The history of the racing Gilera 125 is one of the oddest tales in Grand Prix racing. It is not clear why the racer was built in the first place, since Gilera was already making plans to withdraw from racing at that time (1956). Moreover, the Gilera company had always counted exclusively on larger vehicles. The only logical explanation seems to be that once this small two-cylinder vehicle was tried out, its performance was so high that the company had to manufacture it, even while on the verge of retiring from racing.

The Gilera 125 two-cylinder was indeed very powerful. The small motorcycle generated 20 h.p. at 12,000 r.p.m.—more or less the same power generated by the finest MV Agustas and Mondials in the class, but they had been evolved over several years.
The new Gilera motorcycle made its debut in the second race of the Italian championship. It was ridden by Romolo Ferri at Monza to a dazzling victory, which was all the more important in that he outraced the world champion, Carlo Ubbiali.
Throughout the 1956 season Ferri and the Gilera two-cylinder were the only obstacles to Ubbiali and his MV 125. The Ferri-Gilera combination also won the world championship German Grand Prix, which was run that year at Solitude.

Motorcycle: Gilera 125 Two-cylinder Manufacturer: Moto Gilera, Arcore Type: Racing Year: 1956

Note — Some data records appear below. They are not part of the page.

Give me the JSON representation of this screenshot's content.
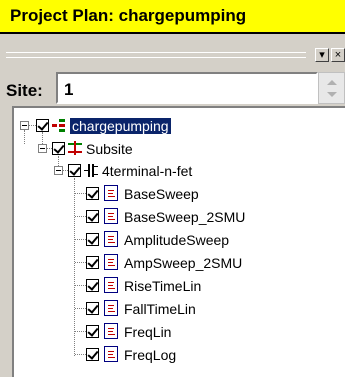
{
  "window": {
    "title": "Project Plan: chargepumping"
  },
  "toolbar": {
    "down_btn": "▾",
    "close_btn": "×"
  },
  "site": {
    "label": "Site:",
    "value": "1"
  },
  "tree": {
    "root": "chargepumping",
    "subsite": "Subsite",
    "device": "4terminal-n-fet",
    "tests": [
      "BaseSweep",
      "BaseSweep_2SMU",
      "AmplitudeSweep",
      "AmpSweep_2SMU",
      "RiseTimeLin",
      "FallTimeLin",
      "FreqLin",
      "FreqLog"
    ]
  }
}
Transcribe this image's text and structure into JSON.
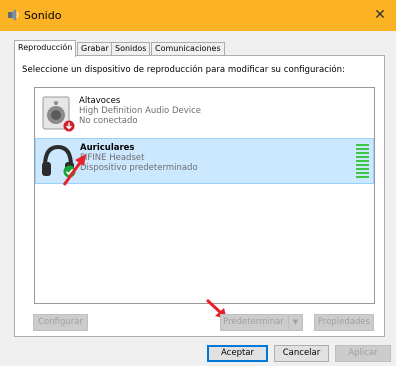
{
  "window": {
    "title": "Sonido",
    "close_glyph": "✕",
    "titlebar_color": "#fcb323"
  },
  "tabs": [
    {
      "label": "Reproducción",
      "active": true
    },
    {
      "label": "Grabar",
      "active": false
    },
    {
      "label": "Sonidos",
      "active": false
    },
    {
      "label": "Comunicaciones",
      "active": false
    }
  ],
  "instruction": "Seleccione un dispositivo de reproducción para modificar su configuración:",
  "devices": [
    {
      "name": "Altavoces",
      "description": "High Definition Audio Device",
      "status": "No conectado",
      "icon": "speaker-icon",
      "badge": "disconnected-arrow-badge",
      "selected": false
    },
    {
      "name": "Auriculares",
      "description": "FIFINE Headset",
      "status": "Dispositivo predeterminado",
      "icon": "headphones-icon",
      "badge": "default-check-badge",
      "selected": true,
      "level": 1.0
    }
  ],
  "buttons": {
    "configure": "Configurar",
    "set_default": "Predeterminar",
    "properties": "Propiedades",
    "accept": "Aceptar",
    "cancel": "Cancelar",
    "apply": "Aplicar"
  },
  "colors": {
    "selection_bg": "#cce8ff",
    "level_meter": "#3fc53f",
    "annotation_arrow": "#e8202a"
  }
}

Engine: Gilera two-cylinder, four-stroke, with two-shaft overhead geared distribution. Displacement 124.6 cc. (40 mm. x 49.6 mm.)
Cooling: Air
Transmission: Five-speed block
Power: About 20 h.p. at 12,000 r.p.m.
Maximum speed: Over 115 m.p.h. (with front and rear fairing)
Chassis: Double cradle, continuous, tubular. Front and rear, telescopic suspension
Brakes: Front and rear, central drum, double cam